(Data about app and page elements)
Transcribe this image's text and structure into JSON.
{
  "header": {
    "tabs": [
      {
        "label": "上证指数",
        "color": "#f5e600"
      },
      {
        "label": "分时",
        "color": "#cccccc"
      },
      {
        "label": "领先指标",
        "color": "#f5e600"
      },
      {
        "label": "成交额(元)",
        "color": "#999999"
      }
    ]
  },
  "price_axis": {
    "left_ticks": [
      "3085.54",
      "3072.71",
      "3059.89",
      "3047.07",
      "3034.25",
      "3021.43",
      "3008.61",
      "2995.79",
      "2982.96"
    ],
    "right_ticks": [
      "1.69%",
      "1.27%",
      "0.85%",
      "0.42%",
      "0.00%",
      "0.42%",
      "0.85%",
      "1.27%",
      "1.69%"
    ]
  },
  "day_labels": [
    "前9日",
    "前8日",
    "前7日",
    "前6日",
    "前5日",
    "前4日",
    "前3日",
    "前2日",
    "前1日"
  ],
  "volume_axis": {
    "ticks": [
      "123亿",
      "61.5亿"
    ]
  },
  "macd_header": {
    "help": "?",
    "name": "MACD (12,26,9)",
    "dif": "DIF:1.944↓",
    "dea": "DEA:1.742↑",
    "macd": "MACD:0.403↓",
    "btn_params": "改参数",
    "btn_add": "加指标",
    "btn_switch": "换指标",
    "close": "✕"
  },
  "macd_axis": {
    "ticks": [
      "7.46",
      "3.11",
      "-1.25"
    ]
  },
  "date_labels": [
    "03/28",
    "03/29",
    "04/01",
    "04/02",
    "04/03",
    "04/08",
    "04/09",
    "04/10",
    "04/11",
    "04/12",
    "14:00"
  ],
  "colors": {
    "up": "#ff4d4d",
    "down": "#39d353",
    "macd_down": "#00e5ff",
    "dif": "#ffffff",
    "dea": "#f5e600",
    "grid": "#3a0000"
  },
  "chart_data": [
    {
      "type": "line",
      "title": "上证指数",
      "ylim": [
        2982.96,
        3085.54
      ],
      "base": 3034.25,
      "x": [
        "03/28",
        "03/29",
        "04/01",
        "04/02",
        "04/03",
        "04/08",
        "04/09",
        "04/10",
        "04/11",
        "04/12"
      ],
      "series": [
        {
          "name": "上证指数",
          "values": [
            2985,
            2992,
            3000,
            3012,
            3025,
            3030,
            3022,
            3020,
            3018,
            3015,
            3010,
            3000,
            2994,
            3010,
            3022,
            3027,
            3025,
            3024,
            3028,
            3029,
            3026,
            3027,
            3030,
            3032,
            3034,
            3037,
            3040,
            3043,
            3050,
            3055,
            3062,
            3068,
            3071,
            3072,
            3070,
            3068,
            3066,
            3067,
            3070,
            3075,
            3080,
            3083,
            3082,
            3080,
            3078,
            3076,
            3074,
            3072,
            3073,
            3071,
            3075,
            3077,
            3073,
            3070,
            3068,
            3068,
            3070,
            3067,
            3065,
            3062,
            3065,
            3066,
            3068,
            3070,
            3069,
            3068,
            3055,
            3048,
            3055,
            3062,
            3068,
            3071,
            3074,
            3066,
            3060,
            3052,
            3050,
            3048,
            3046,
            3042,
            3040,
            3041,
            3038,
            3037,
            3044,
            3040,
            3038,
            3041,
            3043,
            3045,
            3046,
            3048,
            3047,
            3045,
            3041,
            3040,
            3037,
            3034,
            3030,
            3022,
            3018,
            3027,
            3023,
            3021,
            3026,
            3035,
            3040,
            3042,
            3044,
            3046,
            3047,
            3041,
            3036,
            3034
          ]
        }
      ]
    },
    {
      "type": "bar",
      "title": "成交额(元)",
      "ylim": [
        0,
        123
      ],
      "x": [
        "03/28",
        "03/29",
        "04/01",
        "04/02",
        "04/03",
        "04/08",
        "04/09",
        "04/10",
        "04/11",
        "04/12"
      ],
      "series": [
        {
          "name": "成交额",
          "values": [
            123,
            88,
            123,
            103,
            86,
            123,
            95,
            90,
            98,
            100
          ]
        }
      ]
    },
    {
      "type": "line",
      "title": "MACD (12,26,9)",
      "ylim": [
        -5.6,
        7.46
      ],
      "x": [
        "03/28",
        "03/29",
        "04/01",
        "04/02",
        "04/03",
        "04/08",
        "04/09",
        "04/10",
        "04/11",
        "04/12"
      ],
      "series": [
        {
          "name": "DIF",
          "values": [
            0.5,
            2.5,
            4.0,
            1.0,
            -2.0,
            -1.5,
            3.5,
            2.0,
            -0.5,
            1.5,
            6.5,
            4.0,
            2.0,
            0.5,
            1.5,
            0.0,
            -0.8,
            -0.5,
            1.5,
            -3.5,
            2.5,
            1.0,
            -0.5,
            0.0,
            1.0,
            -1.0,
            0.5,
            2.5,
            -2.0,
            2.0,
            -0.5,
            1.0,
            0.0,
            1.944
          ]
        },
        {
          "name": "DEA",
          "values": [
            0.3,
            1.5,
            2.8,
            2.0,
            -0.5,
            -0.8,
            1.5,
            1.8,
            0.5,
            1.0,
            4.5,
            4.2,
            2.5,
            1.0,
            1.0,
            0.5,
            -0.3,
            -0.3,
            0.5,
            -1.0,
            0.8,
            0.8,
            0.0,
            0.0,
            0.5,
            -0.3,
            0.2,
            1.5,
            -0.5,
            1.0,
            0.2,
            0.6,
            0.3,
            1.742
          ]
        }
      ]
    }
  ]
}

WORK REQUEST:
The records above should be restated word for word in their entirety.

EXERCISE ANSWER:
Transcribe this image's text and structure into JSON.
{
  "header": {
    "tabs": [
      {
        "label": "上证指数",
        "color": "#f5e600"
      },
      {
        "label": "分时",
        "color": "#cccccc"
      },
      {
        "label": "领先指标",
        "color": "#f5e600"
      },
      {
        "label": "成交额(元)",
        "color": "#999999"
      }
    ]
  },
  "price_axis": {
    "left_ticks": [
      "3085.54",
      "3072.71",
      "3059.89",
      "3047.07",
      "3034.25",
      "3021.43",
      "3008.61",
      "2995.79",
      "2982.96"
    ],
    "right_ticks": [
      "1.69%",
      "1.27%",
      "0.85%",
      "0.42%",
      "0.00%",
      "0.42%",
      "0.85%",
      "1.27%",
      "1.69%"
    ]
  },
  "day_labels": [
    "前9日",
    "前8日",
    "前7日",
    "前6日",
    "前5日",
    "前4日",
    "前3日",
    "前2日",
    "前1日"
  ],
  "volume_axis": {
    "ticks": [
      "123亿",
      "61.5亿"
    ]
  },
  "macd_header": {
    "help": "?",
    "name": "MACD (12,26,9)",
    "dif": "DIF:1.944↓",
    "dea": "DEA:1.742↑",
    "macd": "MACD:0.403↓",
    "btn_params": "改参数",
    "btn_add": "加指标",
    "btn_switch": "换指标",
    "close": "✕"
  },
  "macd_axis": {
    "ticks": [
      "7.46",
      "3.11",
      "-1.25"
    ]
  },
  "date_labels": [
    "03/28",
    "03/29",
    "04/01",
    "04/02",
    "04/03",
    "04/08",
    "04/09",
    "04/10",
    "04/11",
    "04/12",
    "14:00"
  ],
  "colors": {
    "up": "#ff4d4d",
    "down": "#39d353",
    "macd_down": "#00e5ff",
    "dif": "#ffffff",
    "dea": "#f5e600",
    "grid": "#3a0000"
  },
  "chart_data": [
    {
      "type": "line",
      "title": "上证指数",
      "ylim": [
        2982.96,
        3085.54
      ],
      "base": 3034.25,
      "x": [
        "03/28",
        "03/29",
        "04/01",
        "04/02",
        "04/03",
        "04/08",
        "04/09",
        "04/10",
        "04/11",
        "04/12"
      ],
      "series": [
        {
          "name": "上证指数",
          "values": [
            2985,
            2992,
            3000,
            3012,
            3025,
            3030,
            3022,
            3020,
            3018,
            3015,
            3010,
            3000,
            2994,
            3010,
            3022,
            3027,
            3025,
            3024,
            3028,
            3029,
            3026,
            3027,
            3030,
            3032,
            3034,
            3037,
            3040,
            3043,
            3050,
            3055,
            3062,
            3068,
            3071,
            3072,
            3070,
            3068,
            3066,
            3067,
            3070,
            3075,
            3080,
            3083,
            3082,
            3080,
            3078,
            3076,
            3074,
            3072,
            3073,
            3071,
            3075,
            3077,
            3073,
            3070,
            3068,
            3068,
            3070,
            3067,
            3065,
            3062,
            3065,
            3066,
            3068,
            3070,
            3069,
            3068,
            3055,
            3048,
            3055,
            3062,
            3068,
            3071,
            3074,
            3066,
            3060,
            3052,
            3050,
            3048,
            3046,
            3042,
            3040,
            3041,
            3038,
            3037,
            3044,
            3040,
            3038,
            3041,
            3043,
            3045,
            3046,
            3048,
            3047,
            3045,
            3041,
            3040,
            3037,
            3034,
            3030,
            3022,
            3018,
            3027,
            3023,
            3021,
            3026,
            3035,
            3040,
            3042,
            3044,
            3046,
            3047,
            3041,
            3036,
            3034
          ]
        }
      ]
    },
    {
      "type": "bar",
      "title": "成交额(元)",
      "ylim": [
        0,
        123
      ],
      "x": [
        "03/28",
        "03/29",
        "04/01",
        "04/02",
        "04/03",
        "04/08",
        "04/09",
        "04/10",
        "04/11",
        "04/12"
      ],
      "series": [
        {
          "name": "成交额",
          "values": [
            123,
            88,
            123,
            103,
            86,
            123,
            95,
            90,
            98,
            100
          ]
        }
      ]
    },
    {
      "type": "line",
      "title": "MACD (12,26,9)",
      "ylim": [
        -5.6,
        7.46
      ],
      "x": [
        "03/28",
        "03/29",
        "04/01",
        "04/02",
        "04/03",
        "04/08",
        "04/09",
        "04/10",
        "04/11",
        "04/12"
      ],
      "series": [
        {
          "name": "DIF",
          "values": [
            0.5,
            2.5,
            4.0,
            1.0,
            -2.0,
            -1.5,
            3.5,
            2.0,
            -0.5,
            1.5,
            6.5,
            4.0,
            2.0,
            0.5,
            1.5,
            0.0,
            -0.8,
            -0.5,
            1.5,
            -3.5,
            2.5,
            1.0,
            -0.5,
            0.0,
            1.0,
            -1.0,
            0.5,
            2.5,
            -2.0,
            2.0,
            -0.5,
            1.0,
            0.0,
            1.944
          ]
        },
        {
          "name": "DEA",
          "values": [
            0.3,
            1.5,
            2.8,
            2.0,
            -0.5,
            -0.8,
            1.5,
            1.8,
            0.5,
            1.0,
            4.5,
            4.2,
            2.5,
            1.0,
            1.0,
            0.5,
            -0.3,
            -0.3,
            0.5,
            -1.0,
            0.8,
            0.8,
            0.0,
            0.0,
            0.5,
            -0.3,
            0.2,
            1.5,
            -0.5,
            1.0,
            0.2,
            0.6,
            0.3,
            1.742
          ]
        }
      ]
    }
  ]
}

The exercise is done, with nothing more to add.